In my last post I asked whether the Broadcast Bill, per se is such a bad thing? This was in the light of the haphazardly conducted sting operation by 'Live India' which now turns out to be fake. Of course, a friend at NDTV had told me on the day of the sting that Sudhir Chaudhary, the Editor-in-Chief of the channel did not have the what-would-you-call-it deep-rooted belief in ethics that say most normal journalists have (hah!). In fact, in turns out that both the Editor and the Reporter had tried to run this story at the former employers - India TV, where even that most sensational of channels, and no stranger to the 'honey trap' system decided against it.
Anyway, no point delving into the news, but what the fallout of this news item will be. I'm sure in the columns that will proliferate Edit and Op-Ed pages from tomorrow, there will be calls for the arrest of the editor, the reporter and the 'aspiring journalist' (and this leads to quite disturbing questions in its own right!) girl who posed as the prostitute. Fair enough, I agree with that - if AKB can be sentenced to one month's RI for 'criminal defamation' of a much less injurious nature (you did know this, didn't you?) these three should be locked up for a year at least and blacklisted from the profession. Not that some of these start-up channels really care who the hell they hire and this only made the news because it happened in Delhi and the newspapers decided to get to the bottom of the story. From the reports I've heard, in small-town TV channels such irresponsible reportage is like par for the course.
Which brings me back to the simple question - How can you control rogue journalists? I mean, lets be honest there will be rogues because its all about ratings and thus advertising and thus money? You need rules, and this incident will be used by PRDM to push through the Broadcast Bill, or at least used as an excuse. Now, the argument that NDTV and CNN-IBN will use is that it would be unfair to bring them under the purview of this act and governments that don't like these channels such as Mr Modi's will use this act to crack down upon them. Which is a very valid fear. This bill will also put in a a lot of needless bureaucracy. But you do need some sort of standards council where in case of conflict such things can be vetted - what is in the public good, what legal recourse people should take, heck, what standards should be followed! I don't believe Tehelka's and India TV's 'Honey trap' system is fair and is open to huge amounts of abuse - like Tehelka's relentless pursuit of politicians of a certain party.
But, things can't be this wild. To use an analogy - could the aviation boom in India happened without Air Traffic Control. You would not want pilots to compete with each other to land on the runway first and SpiceJet and Indigo chaps running their airlines like a Blueline Bus service (Delhi-wallah's will understand) ramming pedestrians left, right and centre. But, the Broadcast Bill is a bit draconian and the TV channels are saying that we don't want any rules at all. That is clearly an untenable situation, a compromise needs to be found. What it will be I have no clue, but honestly, the sooner it is found the better.

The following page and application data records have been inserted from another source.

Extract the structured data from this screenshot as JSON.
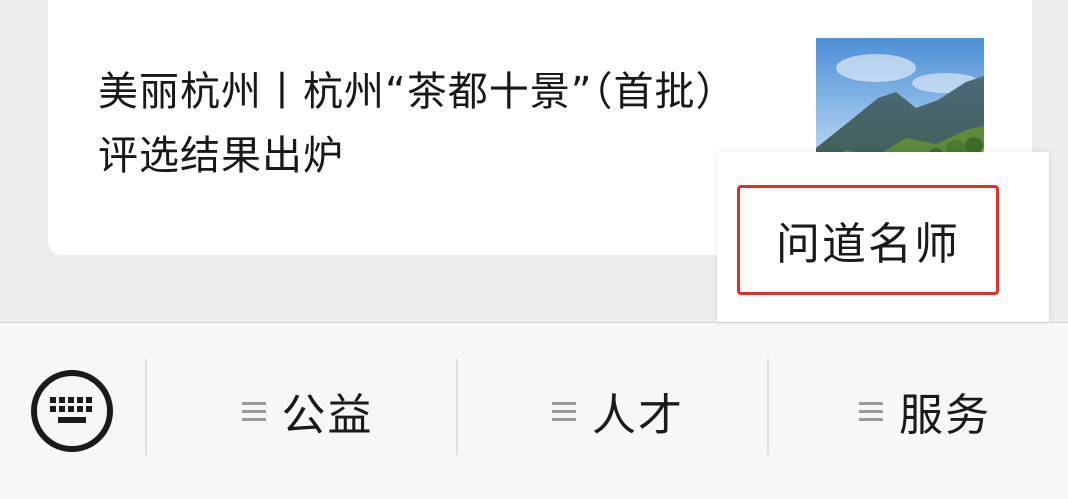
{
  "article": {
    "title": "美丽杭州丨杭州“茶都十景”（首批）评选结果出炉",
    "thumbnail_icon": "mountain-landscape-image"
  },
  "popup": {
    "item_label": "问道名师",
    "highlight_color": "#e0302c"
  },
  "menubar": {
    "keyboard_icon": "keyboard-icon",
    "items": [
      {
        "label": "公益",
        "icon": "menu-lines-icon"
      },
      {
        "label": "人才",
        "icon": "menu-lines-icon"
      },
      {
        "label": "服务",
        "icon": "menu-lines-icon"
      }
    ]
  }
}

On another note, there is a strong rumour doing the rounds that Rajiv Verma, CEO, HT Media has quit/bee fired. If true, you really have to wonder what the hell is going on in that group! First the Editor and now the CEO. Phoren-Returns not working too well, I wonder if the Jain's, their managers and editors are sniggering!